A year-long KXAN Investigation reveals a mounting autopsy caseload at the Travis County Medical Examiner’s Office for nearly three decades – with the office chief far exceeding national standards for quality and control.
KXAN poured over the morgue’s handwritten logs of the more than 55,000 body examinations from 1979-2006 – the years spanning the career of former Chief Medical Examiner Dr. Roberto Bayardo. After time-intensive analysis, we discovered Bayardo consistently performed between 395 and 823 autopsies each year, including a small portion of visual examinations. The National Association of Medical Examiners recommends no more than 325 annually.
More than half of Bayardo’s total examinations involved performing autopsies for 45 other counties over time. For each of those autopsies, investigators learned he received at least an additional $200-300. In the end, it supplemented his county salary by nearly $2.6 million.
We decided to identify past high-profile murders called into question in the media – those where the person convicted had later been exonerated, had a stay of execution or had been granted an appeal.
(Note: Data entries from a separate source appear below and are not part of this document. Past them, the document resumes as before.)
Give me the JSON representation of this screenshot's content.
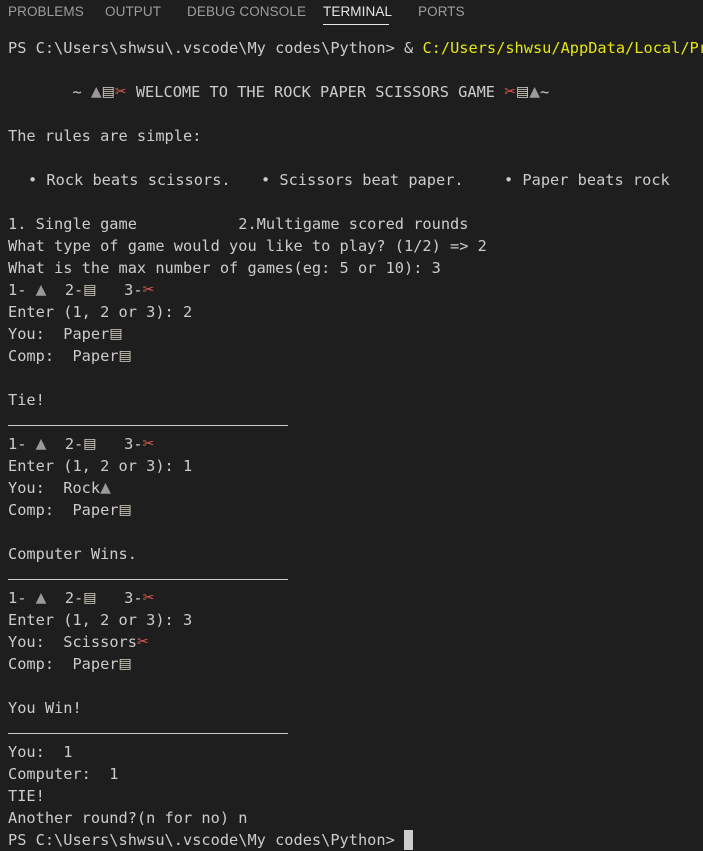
{
  "tabs": [
    {
      "label": "PROBLEMS"
    },
    {
      "label": "OUTPUT"
    },
    {
      "label": "DEBUG CONSOLE"
    },
    {
      "label": "TERMINAL"
    },
    {
      "label": "PORTS"
    }
  ],
  "terminal": {
    "prompt_path": "PS C:\\Users\\shwsu\\.vscode\\My codes\\Python>",
    "command_amp": " & ",
    "command_path": "C:/Users/shwsu/AppData/Local/Programs/Python/",
    "welcome_prefix": "~ ",
    "welcome_text": " WELCOME TO THE ROCK PAPER SCISSORS GAME ",
    "welcome_suffix": "~",
    "rules_title": "The rules are simple:",
    "rule_1": "• Rock beats scissors.",
    "rule_2": "• Scissors beat paper.",
    "rule_3": "• Paper beats rock",
    "menu": "1. Single game           2.Multigame scored rounds",
    "game_type_q": "What type of game would you like to play? (1/2) => 2",
    "max_games_q": "What is the max number of games(eg: 5 or 10): 3",
    "choice_1": "1- ",
    "choice_2": "  2-",
    "choice_3": "   3-",
    "enter_prompt_prefix": "Enter (1, 2 or 3): ",
    "you_label": "You:  ",
    "comp_label": "Comp:  ",
    "rounds": [
      {
        "enter": "2",
        "you": "Paper",
        "you_icon": "paper",
        "comp": "Paper",
        "comp_icon": "paper",
        "result": "Tie!"
      },
      {
        "enter": "1",
        "you": "Rock",
        "you_icon": "rock",
        "comp": "Paper",
        "comp_icon": "paper",
        "result": "Computer Wins."
      },
      {
        "enter": "3",
        "you": "Scissors",
        "you_icon": "scissors",
        "comp": "Paper",
        "comp_icon": "paper",
        "result": "You Win!"
      }
    ],
    "score_you": "You:  1",
    "score_comp": "Computer:  1",
    "final_result": "TIE!",
    "another_round": "Another round?(n for no) n",
    "final_prompt": "PS C:\\Users\\shwsu\\.vscode\\My codes\\Python>"
  },
  "icons": {
    "rock": "rock-icon",
    "paper": "paper-icon",
    "scissors": "scissors-icon"
  },
  "colors": {
    "background": "#1e1e1e",
    "text": "#cccccc",
    "command_path": "#e5e510",
    "active_tab": "#e7e7e7",
    "inactive_tab": "#9d9d9d"
  }
}
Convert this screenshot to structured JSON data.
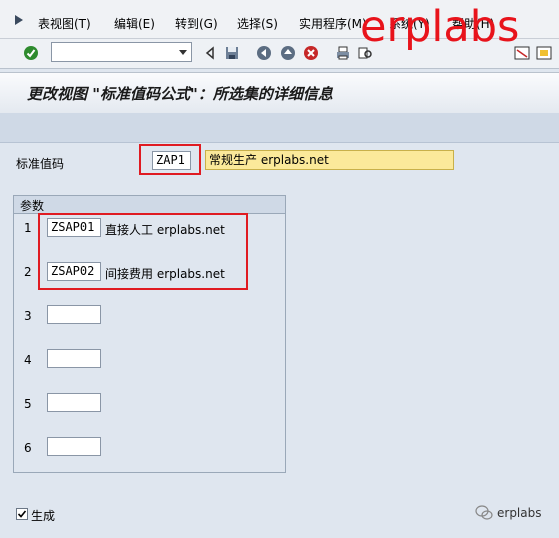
{
  "menu": [
    "表视图(T)",
    "编辑(E)",
    "转到(G)",
    "选择(S)",
    "实用程序(M)",
    "系统(Y)",
    "帮助(H)"
  ],
  "watermark_text": "erplabs",
  "page_title": "更改视图 \"标准值码公式\"：所选集的详细信息",
  "std_code": {
    "label": "标准值码",
    "value": "ZAP1",
    "description": "常规生产 erplabs.net"
  },
  "params": {
    "title": "参数",
    "rows": [
      {
        "num": "1",
        "code": "ZSAP01",
        "desc": "直接人工 erplabs.net"
      },
      {
        "num": "2",
        "code": "ZSAP02",
        "desc": "间接费用 erplabs.net"
      },
      {
        "num": "3",
        "code": "",
        "desc": ""
      },
      {
        "num": "4",
        "code": "",
        "desc": ""
      },
      {
        "num": "5",
        "code": "",
        "desc": ""
      },
      {
        "num": "6",
        "code": "",
        "desc": ""
      }
    ]
  },
  "generate": {
    "label": "生成",
    "checked": true
  },
  "footer_brand": "erplabs",
  "colors": {
    "highlight": "#e01b22",
    "desc_field": "#fbe99a",
    "background": "#dfe6ef"
  },
  "icons": [
    "enter-icon",
    "back-icon",
    "save-icon",
    "exit-icon",
    "cancel-icon",
    "print-icon",
    "find-icon",
    "wechat-icon"
  ]
}
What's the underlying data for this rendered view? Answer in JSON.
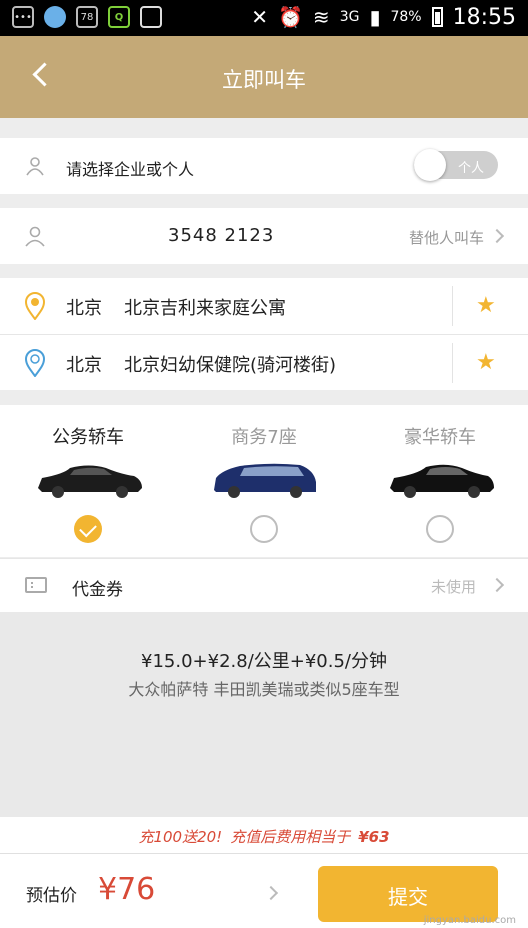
{
  "status_bar": {
    "notif_badge": "78",
    "network": "3G",
    "battery": "78%",
    "time": "18:55"
  },
  "header": {
    "title": "立即叫车"
  },
  "account": {
    "label": "请选择企业或个人",
    "toggle_label": "个人"
  },
  "contact": {
    "phone": "3548   2123",
    "other_label": "替他人叫车"
  },
  "route": {
    "start": {
      "city": "北京",
      "place": "北京吉利来家庭公寓"
    },
    "end": {
      "city": "北京",
      "place": "北京妇幼保健院(骑河楼街)"
    }
  },
  "car_types": [
    {
      "label": "公务轿车",
      "selected": true
    },
    {
      "label": "商务7座",
      "selected": false
    },
    {
      "label": "豪华轿车",
      "selected": false
    }
  ],
  "coupon": {
    "label": "代金券",
    "status": "未使用"
  },
  "pricing": {
    "rule": "¥15.0+¥2.8/公里+¥0.5/分钟",
    "models": "大众帕萨特 丰田凯美瑞或类似5座车型"
  },
  "promo": {
    "offer": "充100送20!",
    "text": "充值后费用相当于",
    "amount": "¥63"
  },
  "bottom": {
    "estimate_label": "预估价",
    "estimate_value": "¥76",
    "submit_label": "提交"
  },
  "watermark": "jingyan.baidu.com",
  "colors": {
    "header": "#c4a977",
    "accent": "#f2b531",
    "price": "#d84a37"
  }
}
KXAN compared the criminal cases with the autopsy logs and court records to determine if the victim’s body was examined by Bayardo.
Through public information requests, we then obtained court testimony transcripts for those cases in which he served as a witness – some of them decades old. For the handful that we chose to focus on, we examined how Bayardo impacted the cases by changing his opinion.
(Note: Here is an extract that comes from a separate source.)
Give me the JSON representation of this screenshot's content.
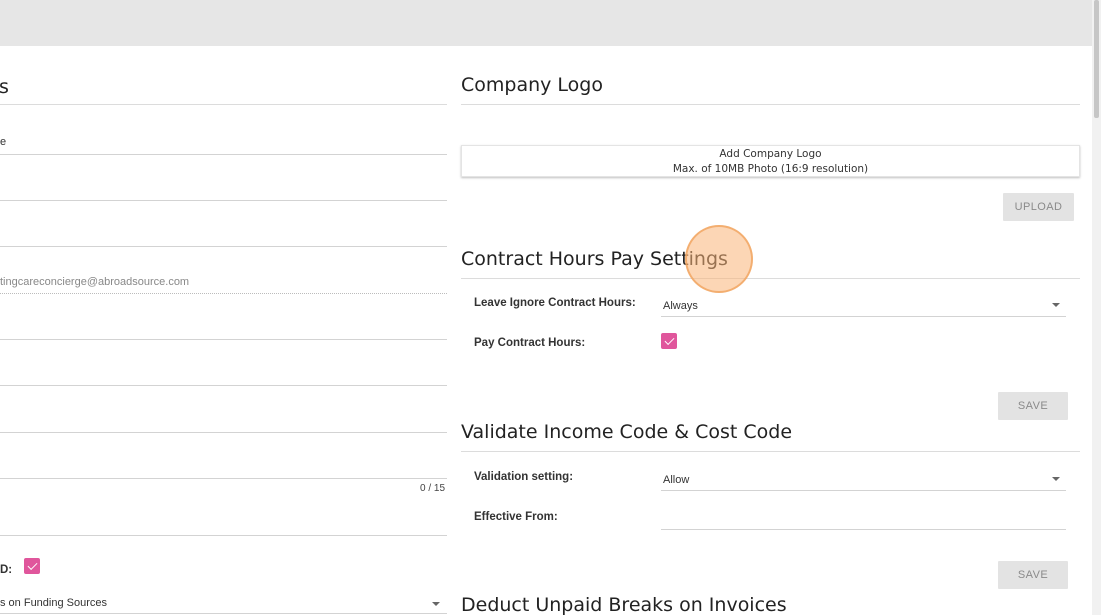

We also obtained Bayardo’s sworn statements in those cases in which he changed his opinion to compare with what he had said in his previous testimony. In each, he reconsidered his findings, new evidence or scientific methods had come to light, or his opinion had been misconstrued.
To find out how those developments could relate to Bayardo’s mounting caseload, we interviewed an autopsy expert at the University of Texas Health Science Center in Houston, who told us moving through cases quickly could increase the room for error when examining bodies.
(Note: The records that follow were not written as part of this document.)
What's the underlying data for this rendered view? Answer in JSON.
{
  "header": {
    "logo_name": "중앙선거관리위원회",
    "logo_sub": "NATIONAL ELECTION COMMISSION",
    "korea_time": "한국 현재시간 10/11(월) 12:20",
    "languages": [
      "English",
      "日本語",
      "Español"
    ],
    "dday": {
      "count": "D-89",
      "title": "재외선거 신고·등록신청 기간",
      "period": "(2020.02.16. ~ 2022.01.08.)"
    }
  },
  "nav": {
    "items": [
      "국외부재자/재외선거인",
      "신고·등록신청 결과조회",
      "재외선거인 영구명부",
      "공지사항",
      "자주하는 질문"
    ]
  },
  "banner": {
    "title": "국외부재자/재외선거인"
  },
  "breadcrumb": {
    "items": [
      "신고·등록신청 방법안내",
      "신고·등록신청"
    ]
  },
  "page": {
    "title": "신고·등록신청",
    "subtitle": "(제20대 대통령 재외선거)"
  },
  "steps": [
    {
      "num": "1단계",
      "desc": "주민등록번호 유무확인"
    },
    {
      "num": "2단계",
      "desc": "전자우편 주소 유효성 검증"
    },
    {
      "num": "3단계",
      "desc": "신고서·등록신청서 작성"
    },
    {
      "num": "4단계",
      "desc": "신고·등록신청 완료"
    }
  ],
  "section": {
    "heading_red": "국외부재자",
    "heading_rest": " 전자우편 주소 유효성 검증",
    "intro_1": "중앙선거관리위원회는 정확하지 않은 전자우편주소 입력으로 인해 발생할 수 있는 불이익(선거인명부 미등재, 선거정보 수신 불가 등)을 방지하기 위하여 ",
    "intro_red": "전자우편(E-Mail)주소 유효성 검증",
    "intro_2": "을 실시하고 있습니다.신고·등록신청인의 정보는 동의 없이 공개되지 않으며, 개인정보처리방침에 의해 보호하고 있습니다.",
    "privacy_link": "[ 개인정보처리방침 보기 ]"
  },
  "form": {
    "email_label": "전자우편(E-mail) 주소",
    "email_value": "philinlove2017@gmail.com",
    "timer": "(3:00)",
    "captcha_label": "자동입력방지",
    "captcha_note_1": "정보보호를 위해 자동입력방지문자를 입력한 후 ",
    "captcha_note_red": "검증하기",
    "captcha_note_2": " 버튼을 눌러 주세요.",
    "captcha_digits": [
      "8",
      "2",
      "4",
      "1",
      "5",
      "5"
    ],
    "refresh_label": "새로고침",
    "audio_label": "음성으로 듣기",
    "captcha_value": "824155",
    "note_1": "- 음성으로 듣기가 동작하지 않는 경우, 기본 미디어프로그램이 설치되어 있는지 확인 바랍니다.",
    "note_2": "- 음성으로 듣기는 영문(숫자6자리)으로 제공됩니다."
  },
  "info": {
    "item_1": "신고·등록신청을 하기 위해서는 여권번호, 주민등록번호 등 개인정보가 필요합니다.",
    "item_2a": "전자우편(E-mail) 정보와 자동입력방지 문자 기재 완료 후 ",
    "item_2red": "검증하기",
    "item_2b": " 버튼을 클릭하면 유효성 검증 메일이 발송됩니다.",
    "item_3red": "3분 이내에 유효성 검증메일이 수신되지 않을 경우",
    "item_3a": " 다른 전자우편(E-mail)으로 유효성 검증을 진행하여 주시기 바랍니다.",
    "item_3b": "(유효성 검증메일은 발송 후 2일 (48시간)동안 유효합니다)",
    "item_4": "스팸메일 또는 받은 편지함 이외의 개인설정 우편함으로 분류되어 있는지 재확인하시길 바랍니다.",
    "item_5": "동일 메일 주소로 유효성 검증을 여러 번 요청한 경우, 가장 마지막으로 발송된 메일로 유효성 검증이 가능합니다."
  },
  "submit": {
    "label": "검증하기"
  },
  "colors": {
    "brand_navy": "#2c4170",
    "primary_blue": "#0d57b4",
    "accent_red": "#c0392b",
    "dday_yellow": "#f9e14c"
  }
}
Bayardo, who retired in 2006, agreed to an interview after we located him at a retirement home in Houston. He explained his high autopsy amount was due in part to a lack of funding and resources from the county.
In reviewing old KXAN video clips and also county audits of the medical examiner’s office, we learned Bayardo eventually received more funding, staff and a new morgue to keep up with the high caseload-though his autopsy count never slowed down. County commissioners formalized the agreement with other counties to make sure both Bayardo and the county received money.
The agreement was detailed in a 1992 commissioners court archive video with Bayardo, which we received through a Texas Public Information Act request. We narrowed down the exact date by searching through commissioners court meeting minutes throughout the 1990s, directed to that timeframe during an interview with a former county judge, who suggested Bayardo had a financial incentive to increase his autopsy numbers.
We had to rely on interviews with that judge and other former members of the commissioners court, as a current member who served during Bayardo’s tenure was hesitant to speak about the matter, though the medical examiner’s office has improved considerably in the time since Bayardo’s retirement, according to experts.
Prosecutors were also hesitant to speak. They still call Bayardo as a witness in criminal cases to this day. In surveying upcoming court dockets, we found he is currently slated to deliver testimony in a high-profile murder from 1988.
In an effort to determine if Bayardo could ever face consequences, we discovered the Texas Medical Board rarely disciplines medical examiners. An analysis of requested data of all physician disciplinary actions in the last three decades statewide revealed only five medical examiners on the list.
In searching for precedent, we concluded any criminal or civil case would be challenging without hard proof of deliberate mishandling of an autopsy-as seen in a very small number of cases against Texas medical examiners in recent decades. Plus, Bayardo is no longer practicing.